Please print the full listing below exactly, but not the pictures in it.

------------------------------------------------------------------------

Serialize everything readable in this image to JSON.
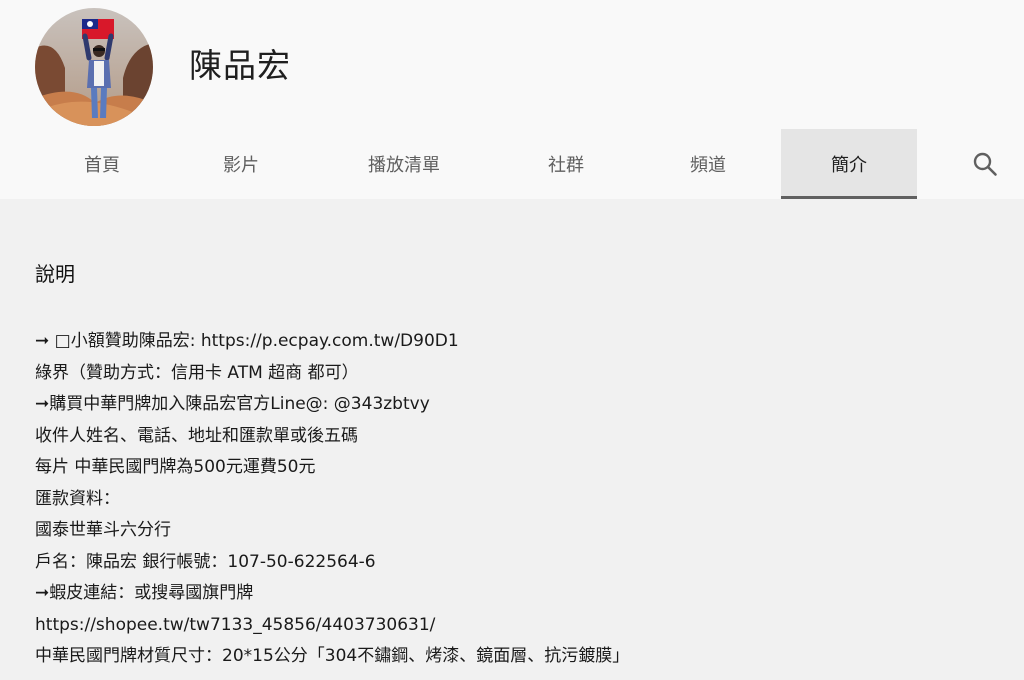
{
  "channel": {
    "name": "陳品宏"
  },
  "tabs": [
    {
      "label": "首頁",
      "active": false
    },
    {
      "label": "影片",
      "active": false
    },
    {
      "label": "播放清單",
      "active": false
    },
    {
      "label": "社群",
      "active": false
    },
    {
      "label": "頻道",
      "active": false
    },
    {
      "label": "簡介",
      "active": true
    }
  ],
  "search": {
    "icon": "search-icon"
  },
  "about": {
    "section_title": "說明",
    "lines": [
      {
        "arrow": "➞",
        "text": " □小額贊助陳品宏: https://p.ecpay.com.tw/D90D1"
      },
      {
        "arrow": "",
        "text": "綠界（贊助方式：信用卡 ATM 超商 都可）"
      },
      {
        "arrow": "➞",
        "text": "購買中華門牌加入陳品宏官方Line@: @343zbtvy"
      },
      {
        "arrow": "",
        "text": "收件人姓名、電話、地址和匯款單或後五碼"
      },
      {
        "arrow": "",
        "text": "每片 中華民國門牌為500元運費50元"
      },
      {
        "arrow": "",
        "text": "匯款資料："
      },
      {
        "arrow": "",
        "text": "國泰世華斗六分行"
      },
      {
        "arrow": "",
        "text": "戶名：陳品宏 銀行帳號：107-50-622564-6"
      },
      {
        "arrow": "➞",
        "text": "蝦皮連結：或搜尋國旗門牌"
      },
      {
        "arrow": "",
        "text": "https://shopee.tw/tw7133_45856/4403730631/"
      },
      {
        "arrow": "",
        "text": "中華民國門牌材質尺寸：20*15公分「304不鏽鋼、烤漆、鏡面層、抗污鍍膜」"
      }
    ]
  },
  "colors": {
    "header_bg": "#f9f9f9",
    "page_bg": "#f1f1f1",
    "active_tab_bg": "#e5e5e5",
    "active_tab_underline": "#606060"
  }
}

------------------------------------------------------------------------

Answer section =
Serialize everything readable in this image to JSON.
{
  "channel": {
    "name": "陳品宏"
  },
  "tabs": [
    {
      "label": "首頁",
      "active": false
    },
    {
      "label": "影片",
      "active": false
    },
    {
      "label": "播放清單",
      "active": false
    },
    {
      "label": "社群",
      "active": false
    },
    {
      "label": "頻道",
      "active": false
    },
    {
      "label": "簡介",
      "active": true
    }
  ],
  "search": {
    "icon": "search-icon"
  },
  "about": {
    "section_title": "說明",
    "lines": [
      {
        "arrow": "➞",
        "text": " □小額贊助陳品宏: https://p.ecpay.com.tw/D90D1"
      },
      {
        "arrow": "",
        "text": "綠界（贊助方式：信用卡 ATM 超商 都可）"
      },
      {
        "arrow": "➞",
        "text": "購買中華門牌加入陳品宏官方Line@: @343zbtvy"
      },
      {
        "arrow": "",
        "text": "收件人姓名、電話、地址和匯款單或後五碼"
      },
      {
        "arrow": "",
        "text": "每片 中華民國門牌為500元運費50元"
      },
      {
        "arrow": "",
        "text": "匯款資料："
      },
      {
        "arrow": "",
        "text": "國泰世華斗六分行"
      },
      {
        "arrow": "",
        "text": "戶名：陳品宏 銀行帳號：107-50-622564-6"
      },
      {
        "arrow": "➞",
        "text": "蝦皮連結：或搜尋國旗門牌"
      },
      {
        "arrow": "",
        "text": "https://shopee.tw/tw7133_45856/4403730631/"
      },
      {
        "arrow": "",
        "text": "中華民國門牌材質尺寸：20*15公分「304不鏽鋼、烤漆、鏡面層、抗污鍍膜」"
      }
    ]
  },
  "colors": {
    "header_bg": "#f9f9f9",
    "page_bg": "#f1f1f1",
    "active_tab_bg": "#e5e5e5",
    "active_tab_underline": "#606060"
  }
}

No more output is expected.